◆ WHAT TO DO:
Repeat these records exactly, pictures excluded.

============================================================

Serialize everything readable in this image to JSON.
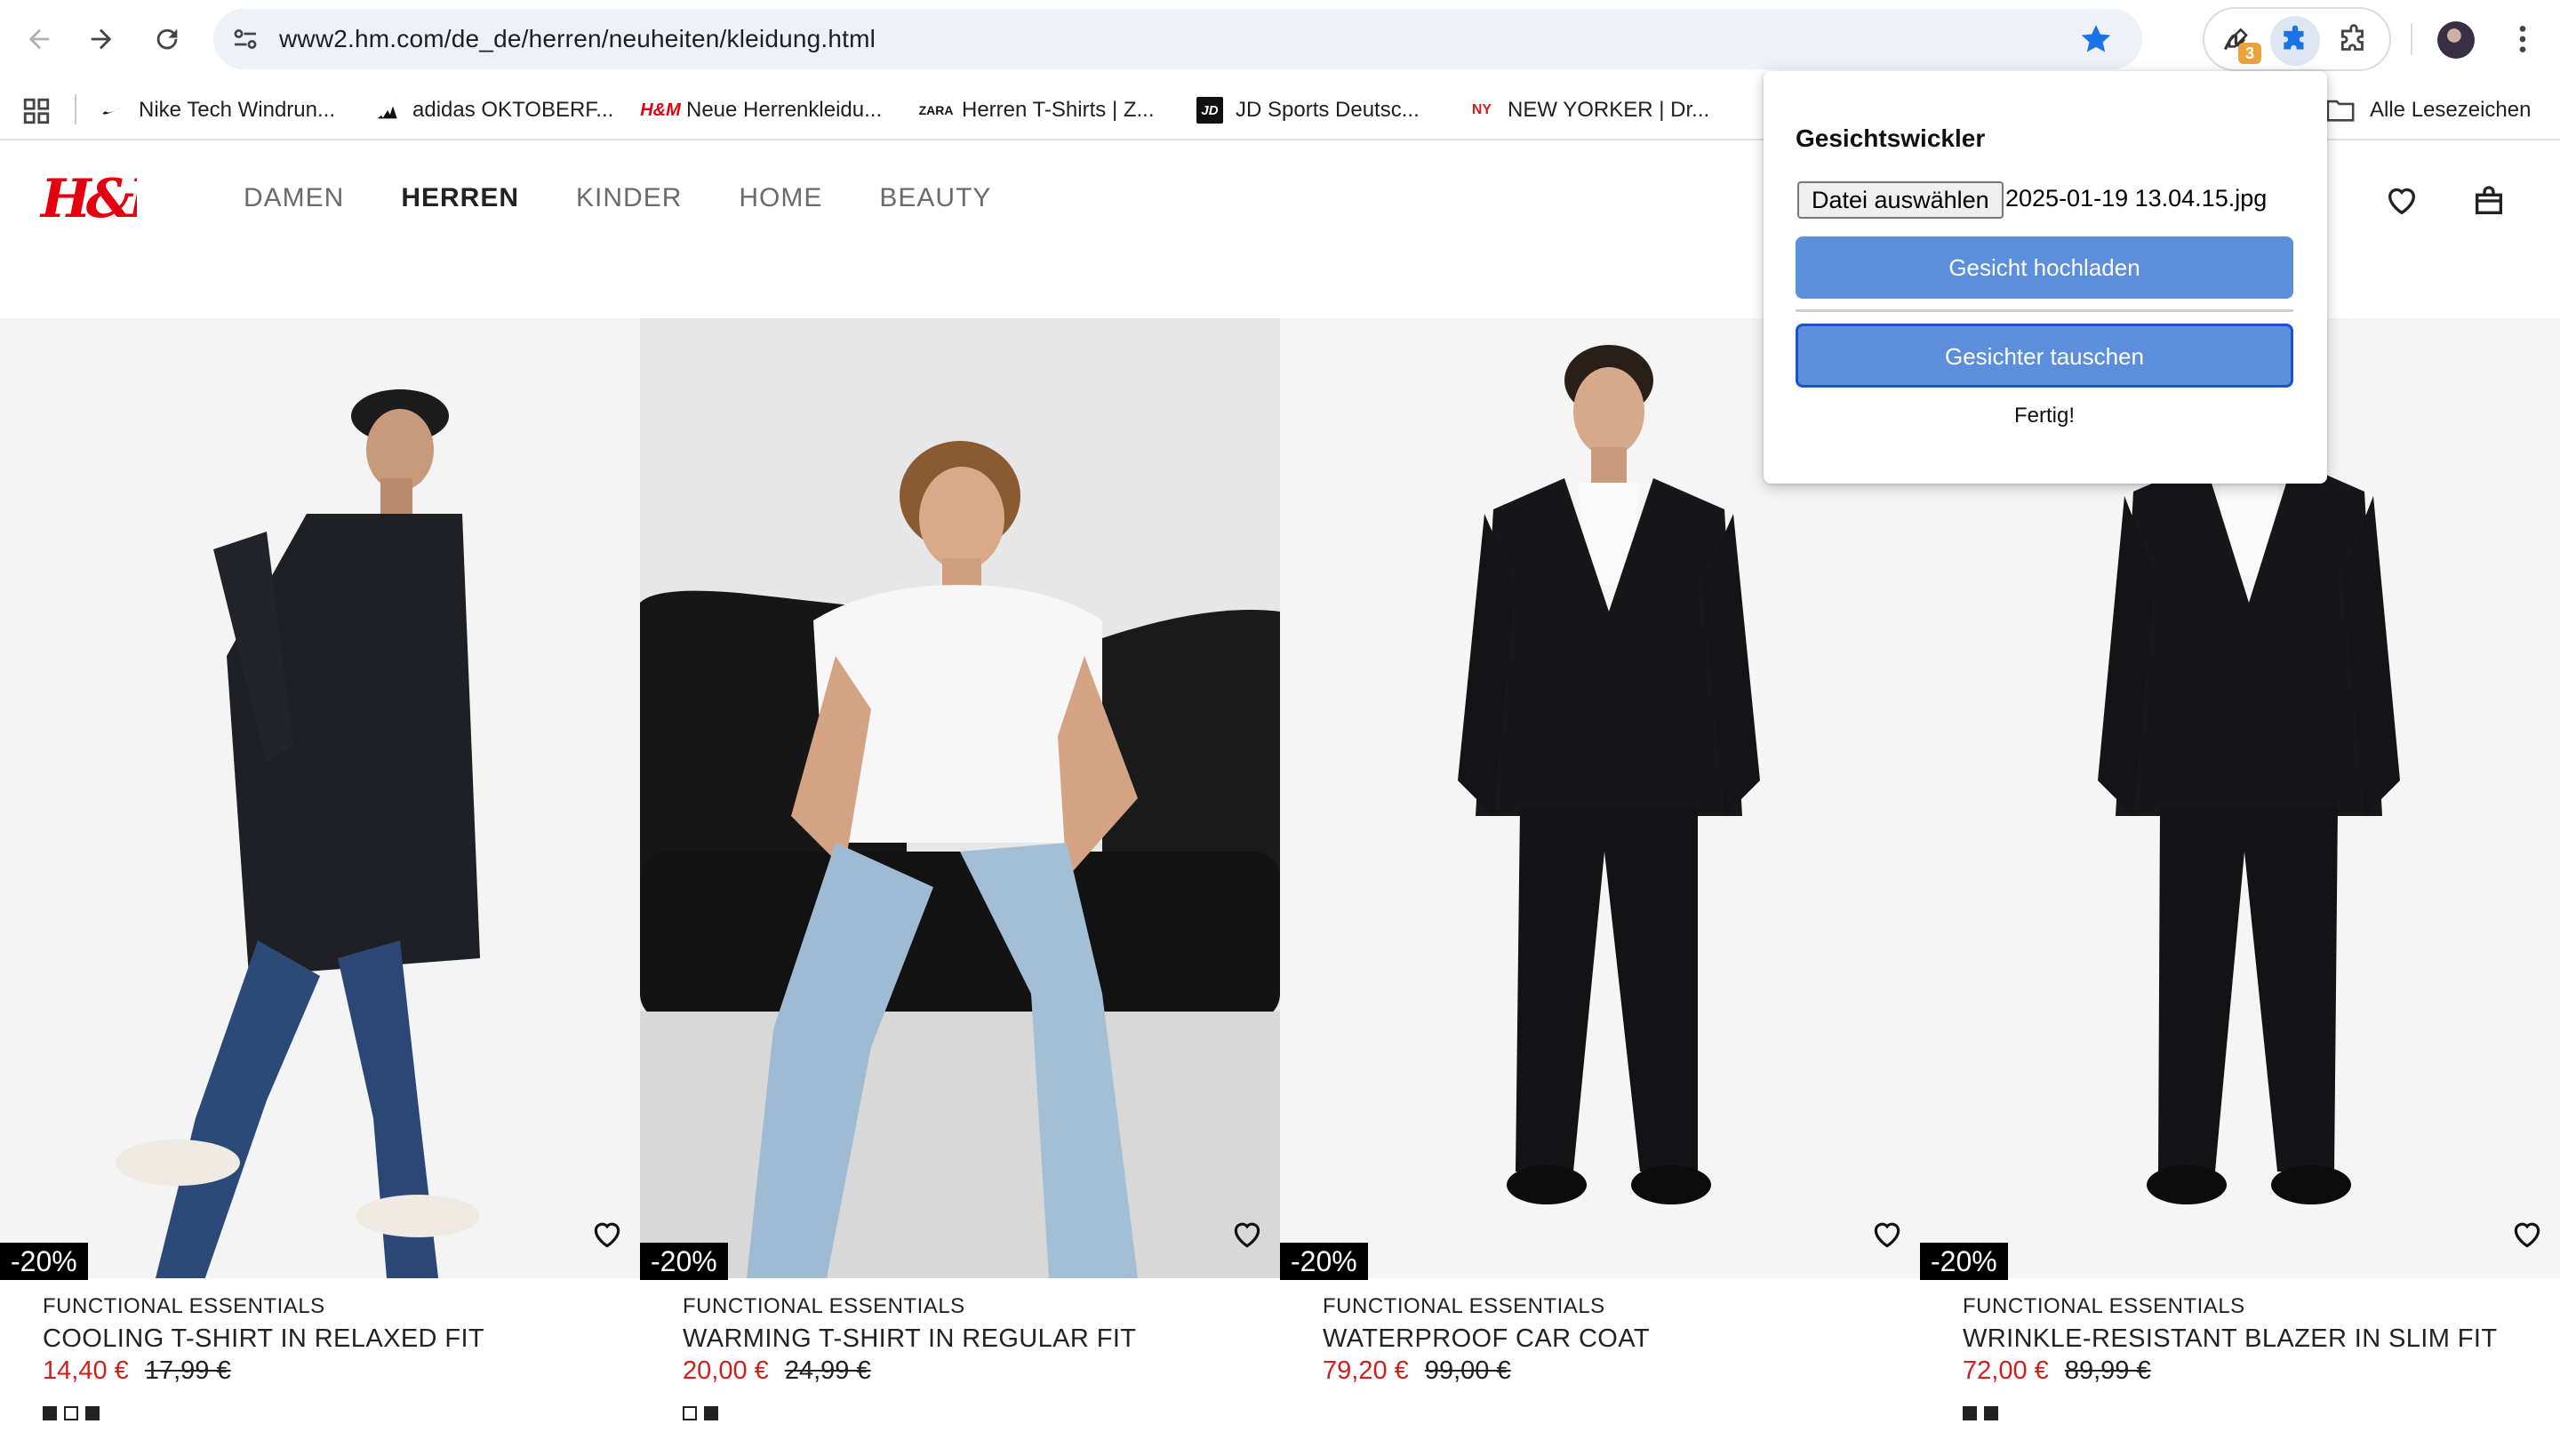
{
  "browser": {
    "url": "www2.hm.com/de_de/herren/neuheiten/kleidung.html",
    "extension_badge": "3",
    "bookmarks": [
      {
        "label": "Nike Tech Windrun...",
        "icon": "nike-swoosh-icon"
      },
      {
        "label": "adidas OKTOBERF...",
        "icon": "adidas-icon"
      },
      {
        "label": "Neue Herrenkleidu...",
        "icon": "hm-icon"
      },
      {
        "label": "Herren T-Shirts | Z...",
        "icon": "zara-icon"
      },
      {
        "label": "JD Sports Deutsc...",
        "icon": "jd-icon"
      },
      {
        "label": "NEW YORKER | Dr...",
        "icon": "newyorker-icon"
      }
    ],
    "all_bookmarks_label": "Alle Lesezeichen"
  },
  "site": {
    "logo": "H&M",
    "nav": [
      "DAMEN",
      "HERREN",
      "KINDER",
      "HOME",
      "BEAUTY"
    ],
    "active_nav": "HERREN"
  },
  "products": [
    {
      "discount": "-20%",
      "brand": "FUNCTIONAL ESSENTIALS",
      "name": "COOLING T-SHIRT IN RELAXED FIT",
      "price": "14,40 €",
      "old_price": "17,99 €",
      "swatches": [
        "dark",
        "light",
        "dark"
      ]
    },
    {
      "discount": "-20%",
      "brand": "FUNCTIONAL ESSENTIALS",
      "name": "WARMING T-SHIRT IN REGULAR FIT",
      "price": "20,00 €",
      "old_price": "24,99 €",
      "swatches": [
        "light",
        "dark"
      ]
    },
    {
      "discount": "-20%",
      "brand": "FUNCTIONAL ESSENTIALS",
      "name": "WATERPROOF CAR COAT",
      "price": "79,20 €",
      "old_price": "99,00 €",
      "swatches": []
    },
    {
      "discount": "-20%",
      "brand": "FUNCTIONAL ESSENTIALS",
      "name": "WRINKLE-RESISTANT BLAZER IN SLIM FIT",
      "price": "72,00 €",
      "old_price": "89,99 €",
      "swatches": [
        "dark",
        "dark"
      ]
    }
  ],
  "popup": {
    "title": "Gesichtswickler",
    "file_button": "Datei auswählen",
    "file_name": "2025-01-19 13.04.15.jpg",
    "upload_button": "Gesicht hochladen",
    "swap_button": "Gesichter tauschen",
    "status": "Fertig!"
  },
  "colors": {
    "sale_red": "#d11e1e",
    "popup_button": "#5b8fdb",
    "chrome_star": "#1a73e8"
  }
}
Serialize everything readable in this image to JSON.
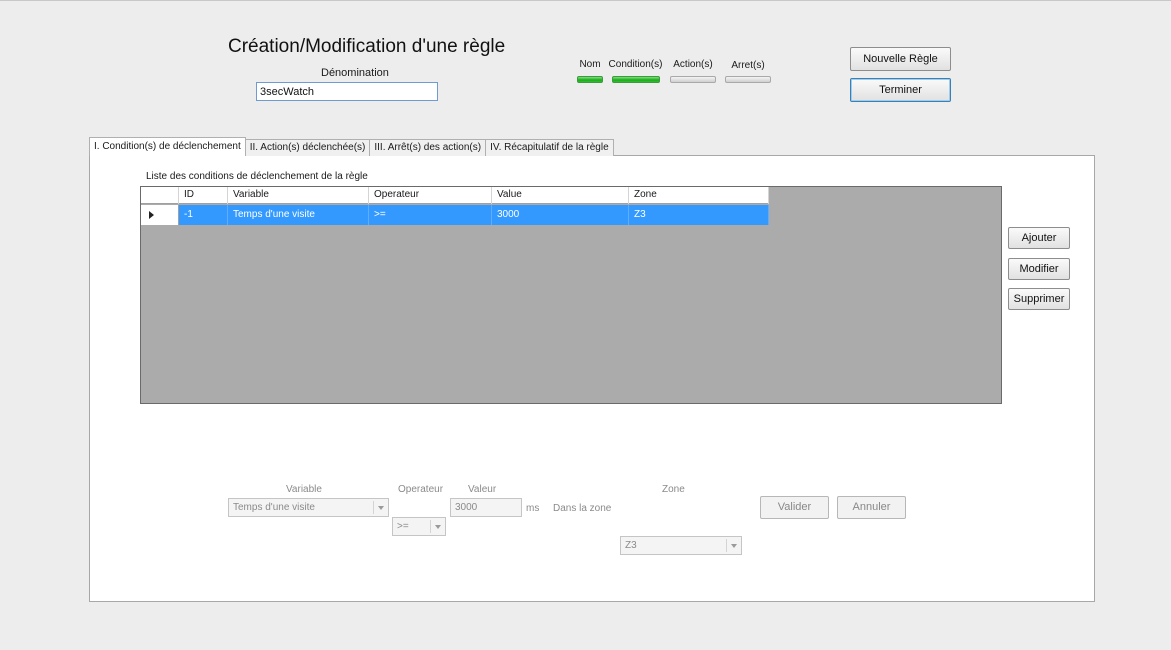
{
  "header": {
    "title": "Création/Modification d'une règle",
    "denomination_label": "Dénomination",
    "denomination_value": "3secWatch"
  },
  "status": [
    {
      "label": "Nom",
      "state": "on"
    },
    {
      "label": "Condition(s)",
      "state": "on"
    },
    {
      "label": "Action(s)",
      "state": "off"
    },
    {
      "label": "Arret(s)",
      "state": "off"
    }
  ],
  "status_colors": {
    "on": "#1fa91f",
    "off": "#d4d4d4"
  },
  "actions": {
    "new_rule": "Nouvelle Règle",
    "finish": "Terminer"
  },
  "tabs": [
    {
      "label": "I. Condition(s) de déclenchement",
      "active": true
    },
    {
      "label": "II. Action(s) déclenchée(s)",
      "active": false
    },
    {
      "label": "III. Arrêt(s) des action(s)",
      "active": false
    },
    {
      "label": "IV. Récapitulatif de la règle",
      "active": false
    }
  ],
  "conditions": {
    "list_label": "Liste des conditions de déclenchement de la règle",
    "columns": [
      "ID",
      "Variable",
      "Operateur",
      "Value",
      "Zone"
    ],
    "rows": [
      {
        "id": "-1",
        "variable": "Temps d'une visite",
        "operateur": ">=",
        "value": "3000",
        "zone": "Z3"
      }
    ],
    "selection_color": "#3399ff"
  },
  "side_buttons": {
    "add": "Ajouter",
    "modify": "Modifier",
    "delete": "Supprimer"
  },
  "editor": {
    "variable_label": "Variable",
    "variable_value": "Temps d'une visite",
    "operateur_label": "Operateur",
    "operateur_value": ">=",
    "valeur_label": "Valeur",
    "valeur_value": "3000",
    "unit": "ms",
    "dans_la_zone": "Dans la zone",
    "zone_label": "Zone",
    "zone_value": "Z3",
    "validate": "Valider",
    "cancel": "Annuler"
  }
}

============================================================

◆ RESPONSE:
Serialize everything readable in this image to JSON.
{
  "browser": {
    "url": "www2.hm.com/de_de/herren/neuheiten/kleidung.html",
    "extension_badge": "3",
    "bookmarks": [
      {
        "label": "Nike Tech Windrun...",
        "icon": "nike-swoosh-icon"
      },
      {
        "label": "adidas OKTOBERF...",
        "icon": "adidas-icon"
      },
      {
        "label": "Neue Herrenkleidu...",
        "icon": "hm-icon"
      },
      {
        "label": "Herren T-Shirts | Z...",
        "icon": "zara-icon"
      },
      {
        "label": "JD Sports Deutsc...",
        "icon": "jd-icon"
      },
      {
        "label": "NEW YORKER | Dr...",
        "icon": "newyorker-icon"
      }
    ],
    "all_bookmarks_label": "Alle Lesezeichen"
  },
  "site": {
    "logo": "H&M",
    "nav": [
      "DAMEN",
      "HERREN",
      "KINDER",
      "HOME",
      "BEAUTY"
    ],
    "active_nav": "HERREN"
  },
  "products": [
    {
      "discount": "-20%",
      "brand": "FUNCTIONAL ESSENTIALS",
      "name": "COOLING T-SHIRT IN RELAXED FIT",
      "price": "14,40 €",
      "old_price": "17,99 €",
      "swatches": [
        "dark",
        "light",
        "dark"
      ]
    },
    {
      "discount": "-20%",
      "brand": "FUNCTIONAL ESSENTIALS",
      "name": "WARMING T-SHIRT IN REGULAR FIT",
      "price": "20,00 €",
      "old_price": "24,99 €",
      "swatches": [
        "light",
        "dark"
      ]
    },
    {
      "discount": "-20%",
      "brand": "FUNCTIONAL ESSENTIALS",
      "name": "WATERPROOF CAR COAT",
      "price": "79,20 €",
      "old_price": "99,00 €",
      "swatches": []
    },
    {
      "discount": "-20%",
      "brand": "FUNCTIONAL ESSENTIALS",
      "name": "WRINKLE-RESISTANT BLAZER IN SLIM FIT",
      "price": "72,00 €",
      "old_price": "89,99 €",
      "swatches": [
        "dark",
        "dark"
      ]
    }
  ],
  "popup": {
    "title": "Gesichtswickler",
    "file_button": "Datei auswählen",
    "file_name": "2025-01-19 13.04.15.jpg",
    "upload_button": "Gesicht hochladen",
    "swap_button": "Gesichter tauschen",
    "status": "Fertig!"
  },
  "colors": {
    "sale_red": "#d11e1e",
    "popup_button": "#5b8fdb",
    "chrome_star": "#1a73e8"
  }
}
Serialize everything readable in this image to JSON.
{
  "header": {
    "title": "Création/Modification d'une règle",
    "denomination_label": "Dénomination",
    "denomination_value": "3secWatch"
  },
  "status": [
    {
      "label": "Nom",
      "state": "on"
    },
    {
      "label": "Condition(s)",
      "state": "on"
    },
    {
      "label": "Action(s)",
      "state": "off"
    },
    {
      "label": "Arret(s)",
      "state": "off"
    }
  ],
  "status_colors": {
    "on": "#1fa91f",
    "off": "#d4d4d4"
  },
  "actions": {
    "new_rule": "Nouvelle Règle",
    "finish": "Terminer"
  },
  "tabs": [
    {
      "label": "I. Condition(s) de déclenchement",
      "active": true
    },
    {
      "label": "II. Action(s) déclenchée(s)",
      "active": false
    },
    {
      "label": "III. Arrêt(s) des action(s)",
      "active": false
    },
    {
      "label": "IV. Récapitulatif de la règle",
      "active": false
    }
  ],
  "conditions": {
    "list_label": "Liste des conditions de déclenchement de la règle",
    "columns": [
      "ID",
      "Variable",
      "Operateur",
      "Value",
      "Zone"
    ],
    "rows": [
      {
        "id": "-1",
        "variable": "Temps d'une visite",
        "operateur": ">=",
        "value": "3000",
        "zone": "Z3"
      }
    ],
    "selection_color": "#3399ff"
  },
  "side_buttons": {
    "add": "Ajouter",
    "modify": "Modifier",
    "delete": "Supprimer"
  },
  "editor": {
    "variable_label": "Variable",
    "variable_value": "Temps d'une visite",
    "operateur_label": "Operateur",
    "operateur_value": ">=",
    "valeur_label": "Valeur",
    "valeur_value": "3000",
    "unit": "ms",
    "dans_la_zone": "Dans la zone",
    "zone_label": "Zone",
    "zone_value": "Z3",
    "validate": "Valider",
    "cancel": "Annuler"
  }
}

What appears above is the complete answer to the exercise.